» PROBLEM TO WORK ON: Give the number of lines in the following entries that contain the word "image", with nothing added.

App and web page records
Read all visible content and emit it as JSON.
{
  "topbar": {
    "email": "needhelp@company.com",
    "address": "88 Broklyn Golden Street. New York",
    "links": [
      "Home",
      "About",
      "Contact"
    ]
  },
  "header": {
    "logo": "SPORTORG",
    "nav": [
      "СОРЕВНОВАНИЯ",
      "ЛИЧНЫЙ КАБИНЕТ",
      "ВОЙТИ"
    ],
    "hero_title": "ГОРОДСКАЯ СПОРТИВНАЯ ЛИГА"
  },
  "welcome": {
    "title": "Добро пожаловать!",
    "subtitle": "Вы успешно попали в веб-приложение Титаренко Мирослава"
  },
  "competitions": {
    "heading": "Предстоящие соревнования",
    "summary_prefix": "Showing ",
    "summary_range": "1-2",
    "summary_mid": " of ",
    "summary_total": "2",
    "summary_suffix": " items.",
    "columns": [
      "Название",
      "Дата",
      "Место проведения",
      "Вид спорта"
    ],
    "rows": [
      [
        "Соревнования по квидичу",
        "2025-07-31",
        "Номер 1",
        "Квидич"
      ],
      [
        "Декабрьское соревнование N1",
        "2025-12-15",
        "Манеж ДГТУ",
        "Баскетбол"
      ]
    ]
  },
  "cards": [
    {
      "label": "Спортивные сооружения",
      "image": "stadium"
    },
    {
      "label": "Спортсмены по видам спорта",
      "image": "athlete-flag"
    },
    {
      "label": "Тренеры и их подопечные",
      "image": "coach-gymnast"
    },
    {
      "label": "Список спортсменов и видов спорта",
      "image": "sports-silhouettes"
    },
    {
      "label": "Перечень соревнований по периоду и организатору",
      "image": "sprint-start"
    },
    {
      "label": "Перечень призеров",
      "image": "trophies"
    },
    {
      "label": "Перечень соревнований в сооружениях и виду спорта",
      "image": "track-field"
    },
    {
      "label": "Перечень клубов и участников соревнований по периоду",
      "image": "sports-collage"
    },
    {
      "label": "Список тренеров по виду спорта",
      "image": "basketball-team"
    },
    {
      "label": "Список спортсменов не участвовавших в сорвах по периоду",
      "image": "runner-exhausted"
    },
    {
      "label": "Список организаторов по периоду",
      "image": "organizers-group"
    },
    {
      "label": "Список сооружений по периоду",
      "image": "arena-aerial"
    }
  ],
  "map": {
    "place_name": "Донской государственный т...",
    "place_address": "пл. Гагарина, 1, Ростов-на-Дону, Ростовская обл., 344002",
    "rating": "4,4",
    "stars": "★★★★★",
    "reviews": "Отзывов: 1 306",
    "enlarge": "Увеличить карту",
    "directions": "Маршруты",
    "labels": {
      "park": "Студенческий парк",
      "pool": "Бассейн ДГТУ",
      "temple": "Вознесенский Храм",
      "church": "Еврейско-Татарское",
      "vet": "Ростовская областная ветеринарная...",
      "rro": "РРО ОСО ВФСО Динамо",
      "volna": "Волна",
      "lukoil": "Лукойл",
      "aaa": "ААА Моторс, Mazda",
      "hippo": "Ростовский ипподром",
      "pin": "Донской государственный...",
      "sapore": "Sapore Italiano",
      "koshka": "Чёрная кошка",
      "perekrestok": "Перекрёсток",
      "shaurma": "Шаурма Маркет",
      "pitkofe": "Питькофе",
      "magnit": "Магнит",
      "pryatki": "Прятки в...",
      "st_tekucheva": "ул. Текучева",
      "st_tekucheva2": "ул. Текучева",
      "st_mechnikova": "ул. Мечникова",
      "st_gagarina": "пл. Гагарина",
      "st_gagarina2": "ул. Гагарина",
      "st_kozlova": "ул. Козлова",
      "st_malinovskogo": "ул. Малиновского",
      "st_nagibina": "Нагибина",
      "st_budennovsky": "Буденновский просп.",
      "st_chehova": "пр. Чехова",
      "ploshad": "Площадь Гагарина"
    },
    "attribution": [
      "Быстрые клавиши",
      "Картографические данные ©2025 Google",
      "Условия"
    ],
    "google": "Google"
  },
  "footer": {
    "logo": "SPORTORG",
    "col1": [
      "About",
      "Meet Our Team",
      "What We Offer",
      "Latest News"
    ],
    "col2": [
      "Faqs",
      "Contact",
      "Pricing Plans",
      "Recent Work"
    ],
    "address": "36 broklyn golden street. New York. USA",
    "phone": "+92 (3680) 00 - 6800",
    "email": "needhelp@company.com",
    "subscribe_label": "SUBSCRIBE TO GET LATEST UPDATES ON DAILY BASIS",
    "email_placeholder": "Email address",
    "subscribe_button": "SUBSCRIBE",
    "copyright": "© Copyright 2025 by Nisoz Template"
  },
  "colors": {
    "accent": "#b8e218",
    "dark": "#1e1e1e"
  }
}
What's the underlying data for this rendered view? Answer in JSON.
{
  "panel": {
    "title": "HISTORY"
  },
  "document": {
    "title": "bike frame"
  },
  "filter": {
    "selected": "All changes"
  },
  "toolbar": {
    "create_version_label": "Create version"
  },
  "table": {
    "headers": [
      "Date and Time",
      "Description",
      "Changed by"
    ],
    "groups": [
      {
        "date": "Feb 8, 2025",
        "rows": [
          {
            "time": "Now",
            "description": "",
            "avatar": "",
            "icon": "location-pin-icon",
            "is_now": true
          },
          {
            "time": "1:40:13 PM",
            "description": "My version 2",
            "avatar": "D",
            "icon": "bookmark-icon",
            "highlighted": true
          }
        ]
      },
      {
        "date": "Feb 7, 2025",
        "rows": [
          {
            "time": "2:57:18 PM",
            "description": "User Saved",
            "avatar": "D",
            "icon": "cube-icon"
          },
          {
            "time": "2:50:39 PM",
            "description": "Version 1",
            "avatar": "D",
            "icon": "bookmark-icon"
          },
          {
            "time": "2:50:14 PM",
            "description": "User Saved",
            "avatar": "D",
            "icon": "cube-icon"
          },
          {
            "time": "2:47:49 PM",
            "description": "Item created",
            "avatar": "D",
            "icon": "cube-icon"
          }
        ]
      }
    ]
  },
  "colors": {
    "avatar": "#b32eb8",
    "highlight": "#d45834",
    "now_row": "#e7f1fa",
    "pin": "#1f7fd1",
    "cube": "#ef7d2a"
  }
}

» TASK RESULT: 12